WHAT THE EXERCISE ASKS – The pictures do not go in the copy. Reproduce the rest of the entries exactly.

GIVEN DATA –
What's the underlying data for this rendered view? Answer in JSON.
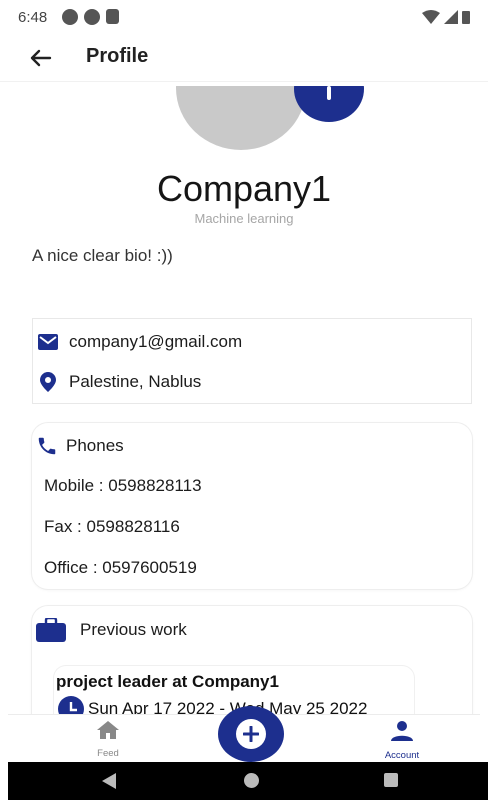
{
  "status_bar": {
    "time": "6:48"
  },
  "app_bar": {
    "title": "Profile"
  },
  "profile": {
    "name": "Company1",
    "field": "Machine learning",
    "bio": "A nice clear bio! :))"
  },
  "contact": {
    "email": "company1@gmail.com",
    "location": "Palestine, Nablus"
  },
  "phones": {
    "title": "Phones",
    "mobile": "Mobile : 0598828113",
    "fax": "Fax : 0598828116",
    "office": "Office : 0597600519"
  },
  "work": {
    "title": "Previous work",
    "items": [
      {
        "title": "project leader at Company1",
        "dates": "Sun Apr 17 2022 - Wed May 25 2022"
      }
    ]
  },
  "bottom_nav": {
    "feed_label": "Feed",
    "account_label": "Account"
  },
  "colors": {
    "accent": "#1d2f8e",
    "avatar_gray": "#c9c9c9"
  },
  "icons": [
    "back-arrow-icon",
    "email-icon",
    "location-pin-icon",
    "phone-icon",
    "briefcase-icon",
    "clock-icon",
    "home-icon",
    "person-icon",
    "plus-icon"
  ]
}
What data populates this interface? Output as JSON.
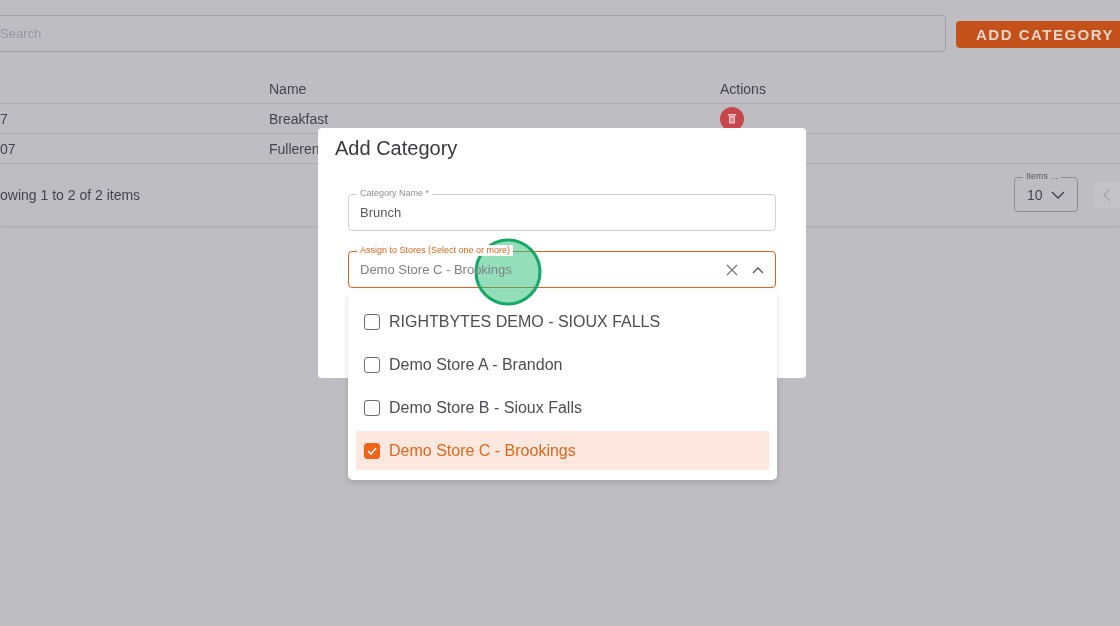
{
  "page": {
    "search": {
      "placeholder": "Search"
    },
    "add_button": "ADD CATEGORY",
    "table": {
      "columns": [
        {
          "label": "Name"
        },
        {
          "label": "Actions"
        }
      ],
      "rows": [
        {
          "column_1": "7",
          "name": "Breakfast",
          "actions": [
            {
              "kind": "delete"
            }
          ]
        },
        {
          "column_1": "07",
          "name": "Fulleren"
        }
      ]
    },
    "summary": "owing 1 to 2 of 2 items",
    "items_per_page": {
      "label": "Items ...",
      "value": "10"
    }
  },
  "dialog": {
    "title": "Add Category",
    "fields": [
      {
        "kind": "text",
        "label": "Category Name *",
        "value": "Brunch",
        "focused": false
      },
      {
        "kind": "multiselect",
        "label": "Assign to Stores (Select one or more)",
        "value": "Demo Store C - Brookings",
        "focused": true,
        "expanded": true
      }
    ],
    "options": [
      {
        "label": "RIGHTBYTES DEMO - SIOUX FALLS",
        "checked": false,
        "selected": false
      },
      {
        "label": "Demo Store A - Brandon",
        "checked": false,
        "selected": false
      },
      {
        "label": "Demo Store B - Sioux Falls",
        "checked": false,
        "selected": false
      },
      {
        "label": "Demo Store C - Brookings",
        "checked": true,
        "selected": true
      }
    ]
  }
}
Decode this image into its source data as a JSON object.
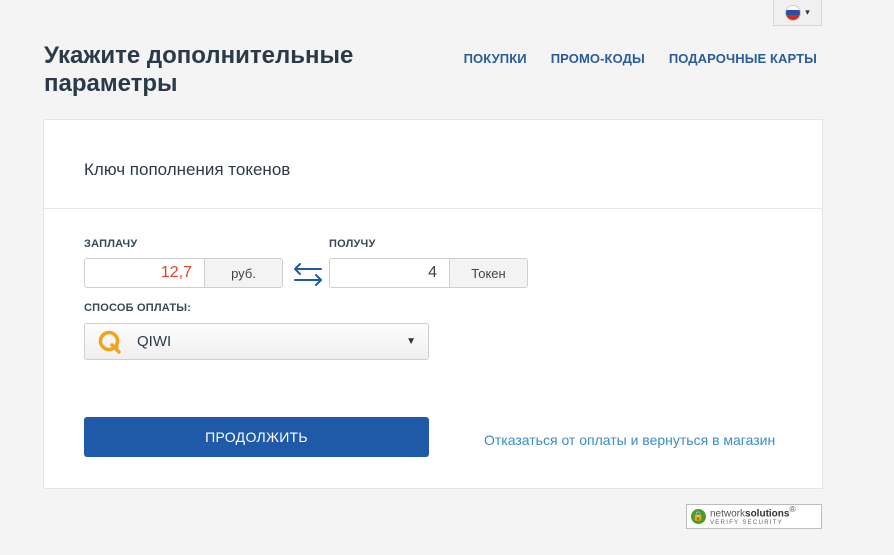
{
  "language": {
    "selected": "ru",
    "icon": "russia-flag-icon"
  },
  "page": {
    "title": "Укажите дополнительные параметры"
  },
  "nav": {
    "items": [
      {
        "label": "ПОКУПКИ"
      },
      {
        "label": "ПРОМО-КОДЫ"
      },
      {
        "label": "ПОДАРОЧНЫЕ КАРТЫ"
      }
    ]
  },
  "card": {
    "title": "Ключ пополнения токенов"
  },
  "pay": {
    "label": "ЗАПЛАЧУ",
    "value": "12,7",
    "unit": "руб.",
    "value_color": "#e0422b"
  },
  "receive": {
    "label": "ПОЛУЧУ",
    "value": "4",
    "unit": "Токен",
    "value_color": "#444444"
  },
  "payment_method": {
    "label": "СПОСОБ ОПЛАТЫ:",
    "selected": "QIWI",
    "icon": "qiwi-icon"
  },
  "actions": {
    "continue_label": "ПРОДОЛЖИТЬ",
    "cancel_label": "Отказаться от оплаты и вернуться в магазин"
  },
  "badge": {
    "brand_light": "network",
    "brand_bold": "solutions",
    "registered": "®",
    "sub": "VERIFY SECURITY"
  },
  "colors": {
    "accent": "#1e5aa8",
    "link": "#3a8dc6",
    "nav": "#2a5d9a"
  }
}
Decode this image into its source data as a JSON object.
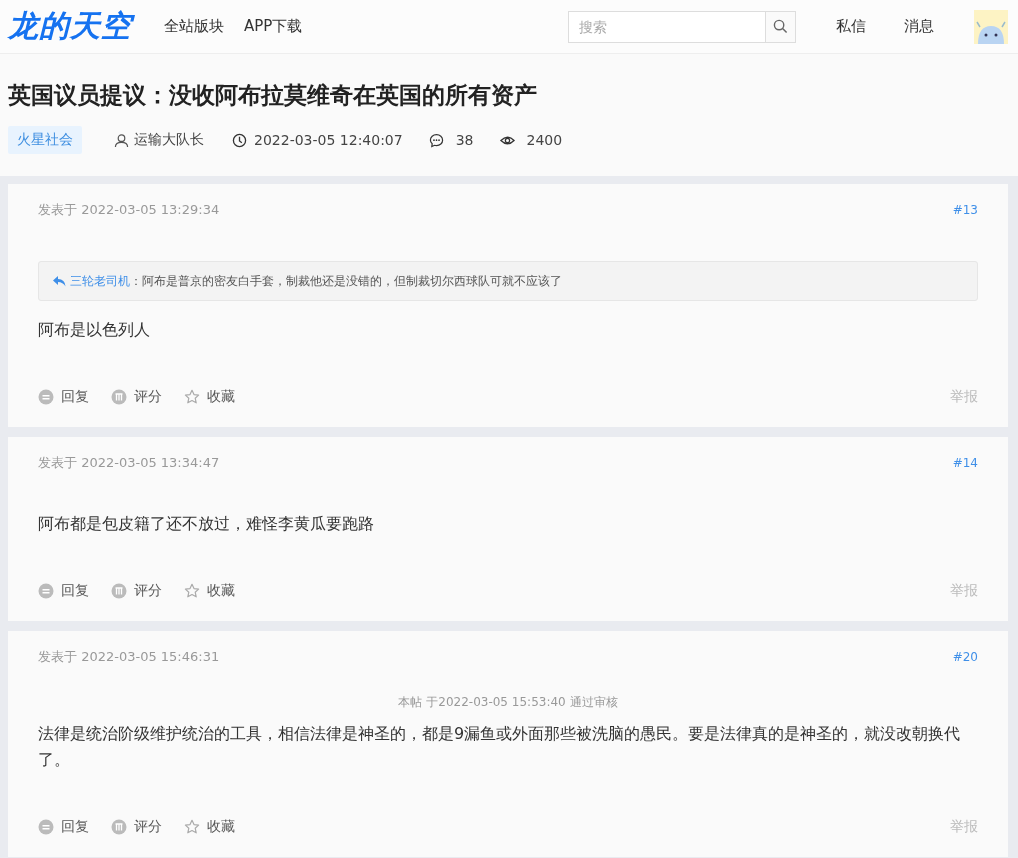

TASK ANSWER –
What's the underlying data for this rendered view? Answer in JSON.
{
  "status_bar": {
    "time": "6:48"
  },
  "app_bar": {
    "title": "Profile"
  },
  "profile": {
    "name": "Company1",
    "field": "Machine learning",
    "bio": "A nice clear bio! :))"
  },
  "contact": {
    "email": "company1@gmail.com",
    "location": "Palestine, Nablus"
  },
  "phones": {
    "title": "Phones",
    "mobile": "Mobile : 0598828113",
    "fax": "Fax : 0598828116",
    "office": "Office : 0597600519"
  },
  "work": {
    "title": "Previous work",
    "items": [
      {
        "title": "project leader at Company1",
        "dates": "Sun Apr 17 2022 - Wed May 25 2022"
      }
    ]
  },
  "bottom_nav": {
    "feed_label": "Feed",
    "account_label": "Account"
  },
  "colors": {
    "accent": "#1d2f8e",
    "avatar_gray": "#c9c9c9"
  },
  "icons": [
    "back-arrow-icon",
    "email-icon",
    "location-pin-icon",
    "phone-icon",
    "briefcase-icon",
    "clock-icon",
    "home-icon",
    "person-icon",
    "plus-icon"
  ]
}
What data populates this interface? Output as JSON.
{
  "page": {
    "search": {
      "placeholder": "Search"
    },
    "add_button": "ADD CATEGORY",
    "table": {
      "columns": [
        {
          "label": "Name"
        },
        {
          "label": "Actions"
        }
      ],
      "rows": [
        {
          "column_1": "7",
          "name": "Breakfast",
          "actions": [
            {
              "kind": "delete"
            }
          ]
        },
        {
          "column_1": "07",
          "name": "Fulleren"
        }
      ]
    },
    "summary": "owing 1 to 2 of 2 items",
    "items_per_page": {
      "label": "Items ...",
      "value": "10"
    }
  },
  "dialog": {
    "title": "Add Category",
    "fields": [
      {
        "kind": "text",
        "label": "Category Name *",
        "value": "Brunch",
        "focused": false
      },
      {
        "kind": "multiselect",
        "label": "Assign to Stores (Select one or more)",
        "value": "Demo Store C - Brookings",
        "focused": true,
        "expanded": true
      }
    ],
    "options": [
      {
        "label": "RIGHTBYTES DEMO - SIOUX FALLS",
        "checked": false,
        "selected": false
      },
      {
        "label": "Demo Store A - Brandon",
        "checked": false,
        "selected": false
      },
      {
        "label": "Demo Store B - Sioux Falls",
        "checked": false,
        "selected": false
      },
      {
        "label": "Demo Store C - Brookings",
        "checked": true,
        "selected": true
      }
    ]
  }
}
Decode this image into its source data as a JSON object.
{
  "language": {
    "selected": "ru",
    "icon": "russia-flag-icon"
  },
  "page": {
    "title": "Укажите дополнительные параметры"
  },
  "nav": {
    "items": [
      {
        "label": "ПОКУПКИ"
      },
      {
        "label": "ПРОМО-КОДЫ"
      },
      {
        "label": "ПОДАРОЧНЫЕ КАРТЫ"
      }
    ]
  },
  "card": {
    "title": "Ключ пополнения токенов"
  },
  "pay": {
    "label": "ЗАПЛАЧУ",
    "value": "12,7",
    "unit": "руб.",
    "value_color": "#e0422b"
  },
  "receive": {
    "label": "ПОЛУЧУ",
    "value": "4",
    "unit": "Токен",
    "value_color": "#444444"
  },
  "payment_method": {
    "label": "СПОСОБ ОПЛАТЫ:",
    "selected": "QIWI",
    "icon": "qiwi-icon"
  },
  "actions": {
    "continue_label": "ПРОДОЛЖИТЬ",
    "cancel_label": "Отказаться от оплаты и вернуться в магазин"
  },
  "badge": {
    "brand_light": "network",
    "brand_bold": "solutions",
    "registered": "®",
    "sub": "VERIFY SECURITY"
  },
  "colors": {
    "accent": "#1e5aa8",
    "link": "#3a8dc6",
    "nav": "#2a5d9a"
  }
}
Decode this image into its source data as a JSON object.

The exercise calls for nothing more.